When looking for love, most people don’t look far from home. That's what a big-data analysis of interactions on a dating site revealed.
Couples dance during a "Tango by Moonlight" evening in Boston.
Couples dance during a "Tango by Moonlight" evening in Boston.Brian Snyder/Reuters

Do we search far and wide for love? Not so much, it turns out.

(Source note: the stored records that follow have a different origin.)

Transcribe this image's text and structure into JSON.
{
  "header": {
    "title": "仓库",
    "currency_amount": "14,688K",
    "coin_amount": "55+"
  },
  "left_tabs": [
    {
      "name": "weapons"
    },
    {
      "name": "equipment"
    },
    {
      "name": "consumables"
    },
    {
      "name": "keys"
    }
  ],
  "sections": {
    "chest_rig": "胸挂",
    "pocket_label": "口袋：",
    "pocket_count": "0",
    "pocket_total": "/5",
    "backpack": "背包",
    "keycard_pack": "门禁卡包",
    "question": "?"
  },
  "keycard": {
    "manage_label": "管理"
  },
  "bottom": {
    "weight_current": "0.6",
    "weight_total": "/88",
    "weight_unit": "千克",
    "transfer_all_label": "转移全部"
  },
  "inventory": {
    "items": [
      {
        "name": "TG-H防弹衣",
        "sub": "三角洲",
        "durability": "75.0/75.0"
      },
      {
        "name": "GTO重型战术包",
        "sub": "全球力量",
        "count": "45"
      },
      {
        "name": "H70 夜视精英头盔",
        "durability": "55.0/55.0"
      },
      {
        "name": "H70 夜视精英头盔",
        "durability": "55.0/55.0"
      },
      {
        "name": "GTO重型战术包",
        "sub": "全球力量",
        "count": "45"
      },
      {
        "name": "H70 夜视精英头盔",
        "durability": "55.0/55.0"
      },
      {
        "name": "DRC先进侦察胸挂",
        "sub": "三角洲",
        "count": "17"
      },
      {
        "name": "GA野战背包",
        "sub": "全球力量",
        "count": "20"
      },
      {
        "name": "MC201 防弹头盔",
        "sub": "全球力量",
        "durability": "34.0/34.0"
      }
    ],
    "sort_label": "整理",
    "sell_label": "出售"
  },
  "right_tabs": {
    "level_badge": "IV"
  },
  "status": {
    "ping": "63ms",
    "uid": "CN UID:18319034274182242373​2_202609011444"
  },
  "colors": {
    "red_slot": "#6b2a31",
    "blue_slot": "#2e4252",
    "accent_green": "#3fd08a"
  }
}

Most heterosexual singles search for a match close to where they live, according to a new paper in Sociological Science by Elizabeth Bruch and Mark Newman, both of the University of Michigan and Santa Fe Institute. Their study is based on a big-data analysis of interactions on a major online dating platform. (The researchers were required not to identify the site as a condition of conducting the research.) Specifically, the study analyzes some 15 million two-way exchanges between heterosexual users on the site. Bruch and Newman use these data points to assess the roles of age, gender, race, and proximity in heterosexual dating markets.